The Eagle Bluff Environmental Learning Center (28097 Goodview Dr., 507/467-2437 or 888/800-9558, www.eagle-bluff.org, free admission) is primarily a residential group conference center with educational and team-building programs, though the small nature center (8 a.m.–4:30 p.m. Mon.–Fri., 10 a.m.–4 p.m. Sat.–Sun.) with displays on karst geology and some of the hiking trails, which continue into the surrounding Richard J. Dorer Memorial Hardwood State Forest, are also open to the public. The monumental overlook of the Root River Valley, an easy quarter-mile stroll from the nature center, is alone worth the trip up here. Take County Highway 8 two miles west of town, turn right on County Highway 21, and follow the signs.

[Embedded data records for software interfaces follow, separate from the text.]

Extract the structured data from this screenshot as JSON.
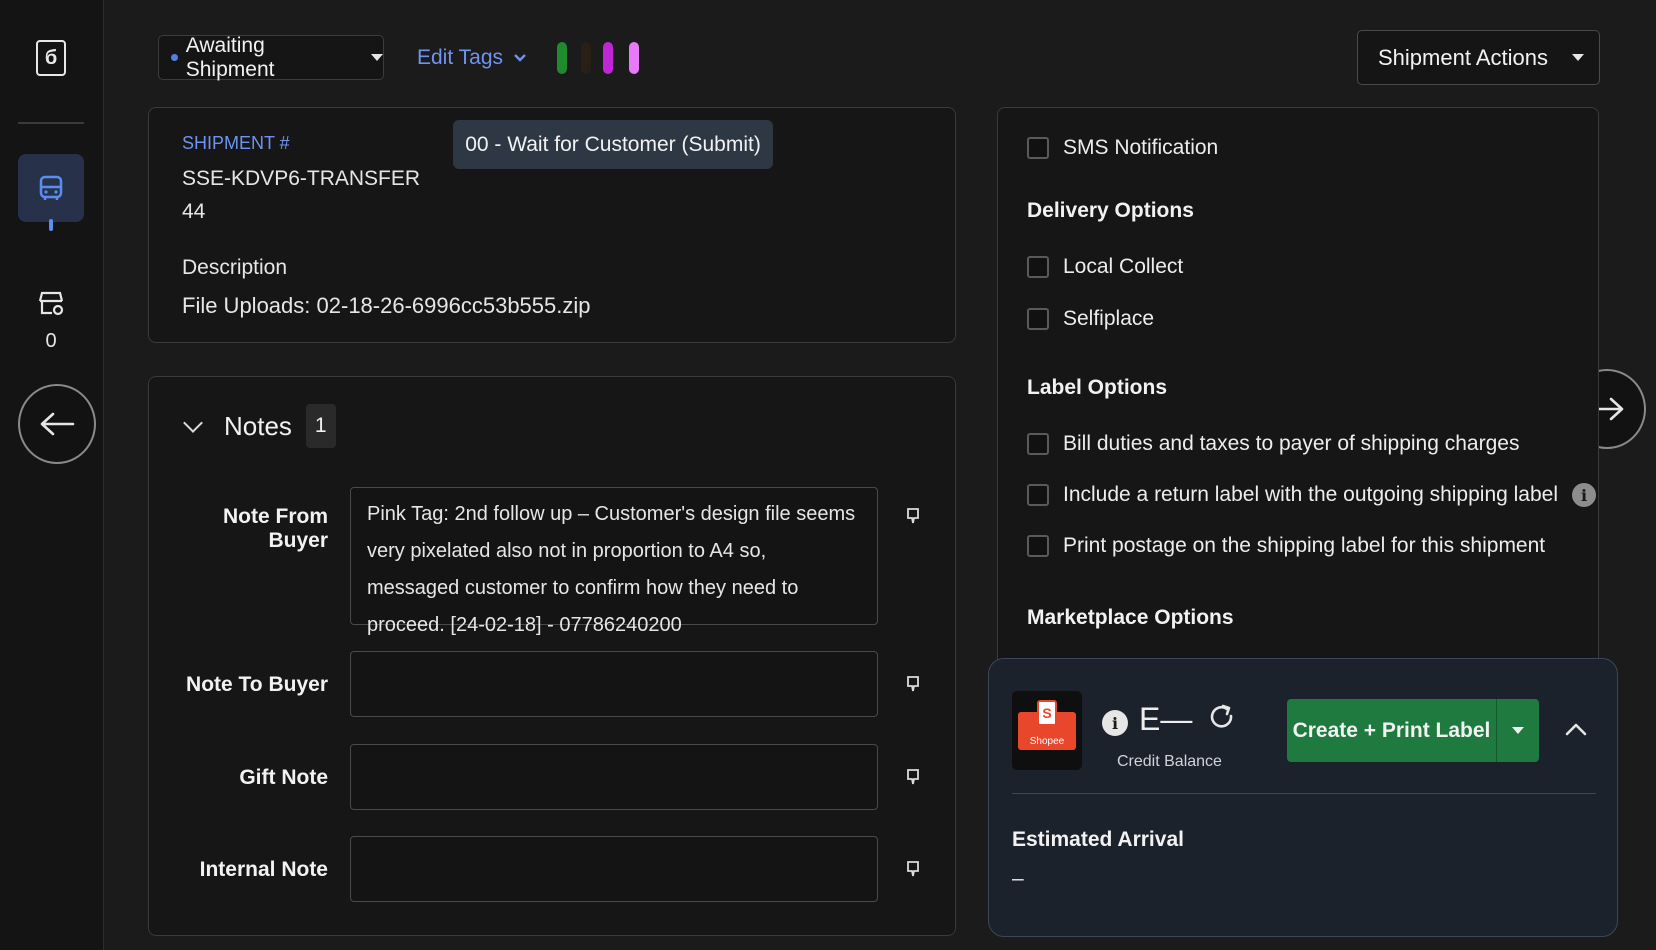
{
  "rail": {
    "logo_glyph": "б",
    "nav_count": "0"
  },
  "topbar": {
    "status_label": "Awaiting Shipment",
    "edit_tags_label": "Edit Tags",
    "tags": [
      {
        "color": "#1f8a2e"
      },
      {
        "color": "#2a1f16"
      },
      {
        "color": "#c026d3"
      },
      {
        "color": "#e879f9"
      }
    ],
    "shipment_actions_label": "Shipment Actions"
  },
  "shipment": {
    "number_label": "SHIPMENT #",
    "number_line1": "SSE-KDVP6-TRANSFER",
    "number_line2": "44",
    "status_pill": "00 - Wait for Customer (Submit)",
    "description_label": "Description",
    "file_uploads_label": "File Uploads:",
    "file_uploads_value": "02-18-26-6996cc53b555.zip"
  },
  "notes": {
    "title": "Notes",
    "count": "1",
    "items": [
      {
        "label": "Note From Buyer",
        "value": "Pink Tag: 2nd follow up – Customer's design file seems very pixelated also not in proportion to A4 so, messaged customer to confirm how they need to proceed. [24-02-18] - 07786240200"
      },
      {
        "label": "Note To Buyer",
        "value": ""
      },
      {
        "label": "Gift Note",
        "value": ""
      },
      {
        "label": "Internal Note",
        "value": ""
      }
    ]
  },
  "options": {
    "sms": "SMS Notification",
    "delivery_heading": "Delivery Options",
    "local_collect": "Local Collect",
    "selfiplace": "Selfiplace",
    "label_heading": "Label Options",
    "bill_duties": "Bill duties and taxes to payer of shipping charges",
    "return_label": "Include a return label with the outgoing shipping label",
    "print_postage": "Print postage on the shipping label for this shipment",
    "marketplace_heading": "Marketplace Options"
  },
  "label": {
    "carrier_logo_text": "Shopee",
    "carrier_logo_letter": "S",
    "balance_value": "E—",
    "balance_label": "Credit Balance",
    "create_label": "Create + Print Label",
    "estimated_heading": "Estimated Arrival",
    "estimated_value": "–"
  }
}
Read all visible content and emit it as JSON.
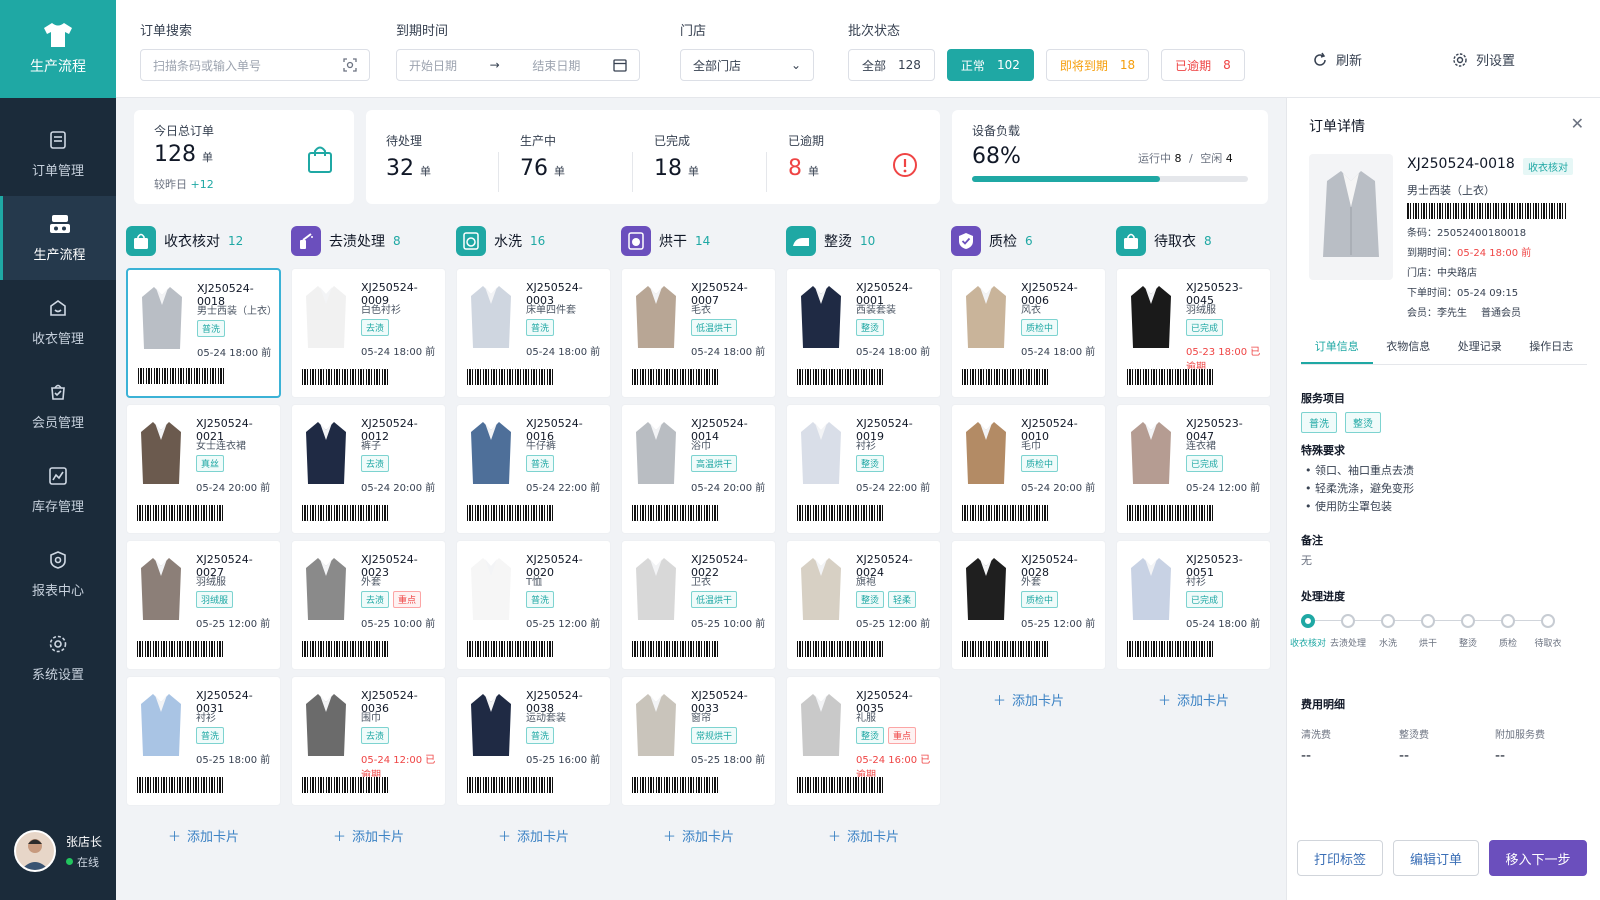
{
  "sidebar": {
    "brand": "生产流程",
    "items": [
      {
        "label": "订单管理",
        "icon": "order-icon"
      },
      {
        "label": "生产流程",
        "icon": "flow-icon",
        "active": true
      },
      {
        "label": "收衣管理",
        "icon": "receive-icon"
      },
      {
        "label": "会员管理",
        "icon": "member-icon"
      },
      {
        "label": "库存管理",
        "icon": "inventory-icon"
      },
      {
        "label": "报表中心",
        "icon": "report-icon"
      },
      {
        "label": "系统设置",
        "icon": "settings-icon"
      }
    ],
    "user": {
      "name": "张店长",
      "status": "在线"
    }
  },
  "filters": {
    "search_label": "订单搜索",
    "search_placeholder": "扫描条码或输入单号",
    "date_label": "到期时间",
    "date_start": "开始日期",
    "date_arrow": "→",
    "date_end": "结束日期",
    "store_label": "门店",
    "store_value": "全部门店",
    "batch_label": "批次状态",
    "chips": [
      {
        "label": "全部",
        "count": "128"
      },
      {
        "label": "正常",
        "count": "102"
      },
      {
        "label": "即将到期",
        "count": "18"
      },
      {
        "label": "已逾期",
        "count": "8"
      }
    ],
    "refresh": "刷新",
    "columns": "列设置"
  },
  "stats": {
    "today_label": "今日总订单",
    "today_value": "128",
    "unit": "单",
    "yesterday_label": "较昨日",
    "yesterday_delta": "+12",
    "pending_label": "待处理",
    "pending_value": "32",
    "inprod_label": "生产中",
    "inprod_value": "76",
    "done_label": "已完成",
    "done_value": "18",
    "overdue_label": "已逾期",
    "overdue_value": "8",
    "load_label": "设备负载",
    "load_value": "68%",
    "load_fraction": 0.68,
    "running_label": "运行中",
    "running_value": "8",
    "sep": "/",
    "idle_label": "空闲",
    "idle_value": "4"
  },
  "columns": [
    {
      "title": "收衣核对",
      "count": "12",
      "color": "#1fa8a4",
      "icon": "bag-icon"
    },
    {
      "title": "去渍处理",
      "count": "8",
      "color": "#6b4fbd",
      "icon": "spray-icon"
    },
    {
      "title": "水洗",
      "count": "16",
      "color": "#1fa8a4",
      "icon": "washer-icon"
    },
    {
      "title": "烘干",
      "count": "14",
      "color": "#6b4fbd",
      "icon": "dryer-icon"
    },
    {
      "title": "整烫",
      "count": "10",
      "color": "#1fa8a4",
      "icon": "iron-icon"
    },
    {
      "title": "质检",
      "count": "6",
      "color": "#6b4fbd",
      "icon": "shield-icon"
    },
    {
      "title": "待取衣",
      "count": "8",
      "color": "#1fa8a4",
      "icon": "bag-icon"
    }
  ],
  "add_card": "添加卡片",
  "cards": [
    [
      {
        "no": "XJ250524-0018",
        "type": "男士西装（上衣）",
        "tags": [
          "普洗"
        ],
        "due": "05-24 18:00 前"
      },
      {
        "no": "XJ250524-0021",
        "type": "女士连衣裙",
        "tags": [
          "真丝"
        ],
        "due": "05-24 20:00 前"
      },
      {
        "no": "XJ250524-0027",
        "type": "羽绒服",
        "tags": [
          "羽绒服"
        ],
        "due": "05-25 12:00 前"
      },
      {
        "no": "XJ250524-0031",
        "type": "衬衫",
        "tags": [
          "普洗"
        ],
        "due": "05-25 18:00 前"
      }
    ],
    [
      {
        "no": "XJ250524-0009",
        "type": "白色衬衫",
        "tags": [
          "去渍"
        ],
        "due": "05-24 18:00 前"
      },
      {
        "no": "XJ250524-0012",
        "type": "裤子",
        "tags": [
          "去渍"
        ],
        "due": "05-24 20:00 前"
      },
      {
        "no": "XJ250524-0023",
        "type": "外套",
        "tags": [
          "去渍",
          "重点"
        ],
        "due": "05-25 10:00 前"
      },
      {
        "no": "XJ250524-0036",
        "type": "围巾",
        "tags": [
          "去渍"
        ],
        "due": "05-24 12:00 已逾期",
        "over": true
      }
    ],
    [
      {
        "no": "XJ250524-0003",
        "type": "床单四件套",
        "tags": [
          "普洗"
        ],
        "due": "05-24 18:00 前"
      },
      {
        "no": "XJ250524-0016",
        "type": "牛仔裤",
        "tags": [
          "普洗"
        ],
        "due": "05-24 22:00 前"
      },
      {
        "no": "XJ250524-0020",
        "type": "T恤",
        "tags": [
          "普洗"
        ],
        "due": "05-25 12:00 前"
      },
      {
        "no": "XJ250524-0038",
        "type": "运动套装",
        "tags": [
          "普洗"
        ],
        "due": "05-25 16:00 前"
      }
    ],
    [
      {
        "no": "XJ250524-0007",
        "type": "毛衣",
        "tags": [
          "低温烘干"
        ],
        "due": "05-24 18:00 前"
      },
      {
        "no": "XJ250524-0014",
        "type": "浴巾",
        "tags": [
          "高温烘干"
        ],
        "due": "05-24 20:00 前"
      },
      {
        "no": "XJ250524-0022",
        "type": "卫衣",
        "tags": [
          "低温烘干"
        ],
        "due": "05-25 10:00 前"
      },
      {
        "no": "XJ250524-0033",
        "type": "窗帘",
        "tags": [
          "常规烘干"
        ],
        "due": "05-25 18:00 前"
      }
    ],
    [
      {
        "no": "XJ250524-0001",
        "type": "西装套装",
        "tags": [
          "整烫"
        ],
        "due": "05-24 18:00 前"
      },
      {
        "no": "XJ250524-0019",
        "type": "衬衫",
        "tags": [
          "整烫"
        ],
        "due": "05-24 22:00 前"
      },
      {
        "no": "XJ250524-0024",
        "type": "旗袍",
        "tags": [
          "整烫",
          "轻柔"
        ],
        "due": "05-25 12:00 前"
      },
      {
        "no": "XJ250524-0035",
        "type": "礼服",
        "tags": [
          "整烫",
          "重点"
        ],
        "due": "05-24 16:00 已逾期",
        "over": true
      }
    ],
    [
      {
        "no": "XJ250524-0006",
        "type": "风衣",
        "tags": [
          "质检中"
        ],
        "due": "05-24 18:00 前"
      },
      {
        "no": "XJ250524-0010",
        "type": "毛巾",
        "tags": [
          "质检中"
        ],
        "due": "05-24 20:00 前"
      },
      {
        "no": "XJ250524-0028",
        "type": "外套",
        "tags": [
          "质检中"
        ],
        "due": "05-25 12:00 前"
      }
    ],
    [
      {
        "no": "XJ250523-0045",
        "type": "羽绒服",
        "tags": [
          "已完成"
        ],
        "due": "05-23 18:00 已逾期",
        "over": true
      },
      {
        "no": "XJ250523-0047",
        "type": "连衣裙",
        "tags": [
          "已完成"
        ],
        "due": "05-24 12:00 前"
      },
      {
        "no": "XJ250523-0051",
        "type": "衬衫",
        "tags": [
          "已完成"
        ],
        "due": "05-24 18:00 前"
      }
    ]
  ],
  "detail": {
    "title": "订单详情",
    "no": "XJ250524-0018",
    "badge": "收衣核对",
    "type": "男士西装（上衣）",
    "barcode": "条码：25052400180018",
    "due_label": "到期时间：",
    "due_value": "05-24 18:00 前",
    "store": "门店：中央路店",
    "ordered": "下单时间：05-24 09:15",
    "member_label": "会员：李先生",
    "member_level": "普通会员",
    "tabs": [
      "订单信息",
      "衣物信息",
      "处理记录",
      "操作日志"
    ],
    "service_label": "服务项目",
    "services": [
      "普洗",
      "整烫"
    ],
    "special_label": "特殊要求",
    "special": [
      "• 领口、袖口重点去渍",
      "• 轻柔洗涤，避免变形",
      "• 使用防尘罩包装"
    ],
    "remark_label": "备注",
    "remark": "无",
    "progress_label": "处理进度",
    "steps": [
      "收衣核对",
      "去渍处理",
      "水洗",
      "烘干",
      "整烫",
      "质检",
      "待取衣"
    ],
    "fee_label": "费用明细",
    "fees": [
      {
        "name": "清洗费",
        "value": "--"
      },
      {
        "name": "整烫费",
        "value": "--"
      },
      {
        "name": "附加服务费",
        "value": "--"
      }
    ],
    "btn_print": "打印标签",
    "btn_edit": "编辑订单",
    "btn_next": "移入下一步"
  },
  "colors": {
    "accent": "#1fa8a4",
    "purple": "#6b4fbd",
    "danger": "#ef4444",
    "warning": "#f59e0b",
    "sidebar": "#1b2b3a"
  }
}
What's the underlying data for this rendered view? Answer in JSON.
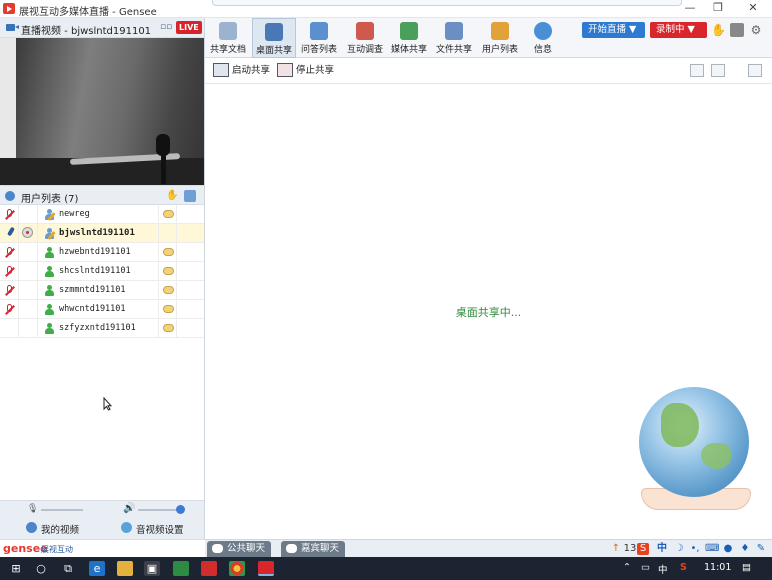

The DNR’s Lanesboro Fish Hatchery (23789 Grosbeak Rd., 507/467-3771, 7 a.m.–3:30 p.m. Mon.–Thurs., 7 a.m.–4:30 p.m. Fri., free admission) produces around 750,000 brown and 300,000 rainbow trout annually. A video shown in the office presents the beginnings of the rearing process, and then you can see the rest of it in person. You’ll see the biggest fish in the ponds and raceways during April and May. The fish farm is located along Duschee Creek (one of the state’s best trout streams) a mile south of town on Highway 16.
To see something you just don’t see every day, drop by the Lanesboro Sales Barn (402 Coffee St., 507/467-2192) on the east end of town. This is one of the largest livestock markets in the Upper Midwest, and an average of 1,000 head of cattle, often twice that, are auctioned off during the slaughter auction (8:30 a.m. Wed.). The regular livestock auction (10:30 a.m. Fri.) is mostly cattle, but also pigs, sheep, and goats.
R & M Amish Tours (507/467-2128, www.rmamish.com, 10 a.m., 1 p.m., 4 p.m. Mon.–Sat. year-round, $25 per person) will take you out to Amish farms in their vans. Tours depart from the Amish Experience gift shop (105 North Pkwy.). Cheryl’s Apparel (102 Beacon St. E., 507/467-4466, www.cherylsapparel.com) arranges narrated city tours on Molly the Trolley (1 p.m. Sat. May–Oct., plus by demand, $10 adults).
© Tim Bewer from Moon Minnesota, 3rd Edition